It’s no secret that Davies joined Bayern as a winger. The 19-year-old had operated out of defence on occasion, but it was in an attacking role where his reputation as Canada’s brightest soccer prospect was forged.
At 15, he made history as the first millennial to play in Major League Soccer with Vancouver Whitecaps. A year later, he became his country’s youngest senior international debutant and goalscorer.
Talk of ‘the next Arjen Robben’ was rife, and gained further traction when Bayern beat a wodge of big-name European rivals to Davies’ signature in July 2018.
How It Started
Davies officially made the switch shortly after turning 18 in January 2019, but chances to showcase his mind-bending ability in one-v-one situations were at a premium. Even with Robben sidelined and in his career swan-song, the Edmonton whizz still had the likes of Serge Gnabry, Kingsley Coman and Franck Ribery ahead of him.
Between debuting in the Bundesliga on 21 January 2019 and the end of Bayern’s Bundesliga-DFB Cup double-winning season, Davies made six substitute first-team appearances, as well as four starts for the reserves in Germany’s fourth tier. His longest top-flight cameo was clocked at 31 minutes, in which he became Bayern’s first goalscorer born in the 2000s and youngest in 20 years, courtesy of a late strike in a 6-1 drubbing of Mainz on 17 March 2019.
It was a watershed moment, but not because of the milestone goal. Davies had entered the fray in place of David Alaba – at left-back.
Time For a Change
The conversion resumed in the early part of 2019/20, hastened by injuries to first-choice central defenders Niklas Süle and Lucas Hernandez.
Davies played the entire second half of Bayern’s Matchday 6 win at Paderborn on the left-hand side of the back four, before making his first Bundesliga start in the absence of Alaba a month down the line. He continued in the role in Niko Kovac’s final outing as head coach against Eintracht Frankfurt, and has since started all 16 of the record champions’ competitive games under interim successor Hansi Flick, with Alaba shifting inside.
“I’ve always been confident Davies can fulfil the role of left-back,” Flick said during the Bundesliga’s customary winter break. “He’s our get-out-of-jail-free card with his pace and strength to recover his position, and he’s a great passer of the ball.
“It’s about performances, but we’re certainly well equipped at left-back with him and David [Alaba].”
That’s putting it mildly.
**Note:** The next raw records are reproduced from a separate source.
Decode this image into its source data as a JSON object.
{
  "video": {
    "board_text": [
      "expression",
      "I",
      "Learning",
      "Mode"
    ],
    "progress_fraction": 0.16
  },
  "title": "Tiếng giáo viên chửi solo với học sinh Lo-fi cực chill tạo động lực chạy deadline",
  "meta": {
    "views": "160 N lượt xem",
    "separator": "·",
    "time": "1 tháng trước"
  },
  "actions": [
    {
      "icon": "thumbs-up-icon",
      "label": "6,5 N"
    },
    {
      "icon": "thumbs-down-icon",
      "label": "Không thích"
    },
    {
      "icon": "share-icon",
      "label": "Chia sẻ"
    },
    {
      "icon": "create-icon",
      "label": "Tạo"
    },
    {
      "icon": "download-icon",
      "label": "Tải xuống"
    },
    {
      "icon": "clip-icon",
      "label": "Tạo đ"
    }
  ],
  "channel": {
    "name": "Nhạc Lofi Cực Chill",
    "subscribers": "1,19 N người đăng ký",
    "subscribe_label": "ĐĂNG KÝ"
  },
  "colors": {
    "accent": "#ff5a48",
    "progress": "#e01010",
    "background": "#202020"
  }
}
Alaba has long ranked among the world’s foremost left-backs. The Austrian has made almost 150 Bundesliga appearances on the left-hand side of the Bayern defence down the years, registering 15 goals and 36 assists, and getting his hands on eight league titles before the age of 28.
Although Davies has significantly fewer tangibles to show for his first 23 Bundesliga outings – two goals, five assists and one Bundesliga winner’s medal – the statistics point to a more rounded left-back.
The margins are fine and the Canadian’s cross section smaller, but he is already ahead of Alaba in terms of per-game averages for challenges won (58 per cent vs. 55.7 per cent); passes to a shot (0.83 vs. 0.75) ; touches (94.7 vs. 84.8); distance covered (6.84 miles vs. 6.60 miles); successful sprint attempts (36.3 vs. 28.8) and top speed (22 mph vs. 21.4mph).
Pass completion and crosses to a shot are the only two areas where the Bayern No.19 ranks as second best to his teammate and mentor.
Moving further back in time along the Bayern pantheon – not including goals, assists and bookings – Davies leads Bixente Lizarazu across the board, and trumps Philipp Lahm’s 158-game total at left-back in all departments except for crosses to a goal.
As for his non-Bayern contemporaries, only RB Leipzig’s Marcel Halstenberg along with Borussia Dortmund duo Raphael Guerreiro and Achraf Hakimi can compare.
Davies is again top dog in the majority of categories, with Halstenberg faring better for shots on goal, crosses to a man and aerial challenges won; Guerreiro for touches and distance covered; and Hakimi for season-wide successful dribbles (52 vs. 54).
The difference is all three started out – and have played the majority of their professional careers – as nominal full-backs. Davies has only been in the left-back business a matter of months on German soil.
Ordinarily, putting such a forward-thinking player in a stop-gap defensive role is the coaching equivalent to a 911 call. The fact Davies is now a contender for the full-time job reflects his Ivy League-standard soccer IQ.
“Playing as a winger early on now benefits him as a left-back,” Bayern reserve-team coach Sebastian Hoeneß told Goal, having handed the youngster eight league starts across Germany’s fourth and third tiers prior to his explosive senior breakout.
“His physique is one of his great strengths. He is a model athlete: fast and also very robust. Accordingly, his body is his greatest weapon. He is also a left-footer and an accomplished technician, even at the highest speed.
“If his development continues like this, he certainly has the potential to become one of the best in the world in his position.”
It’s a bold claim, but the numbers suggest Davies has already reached that level.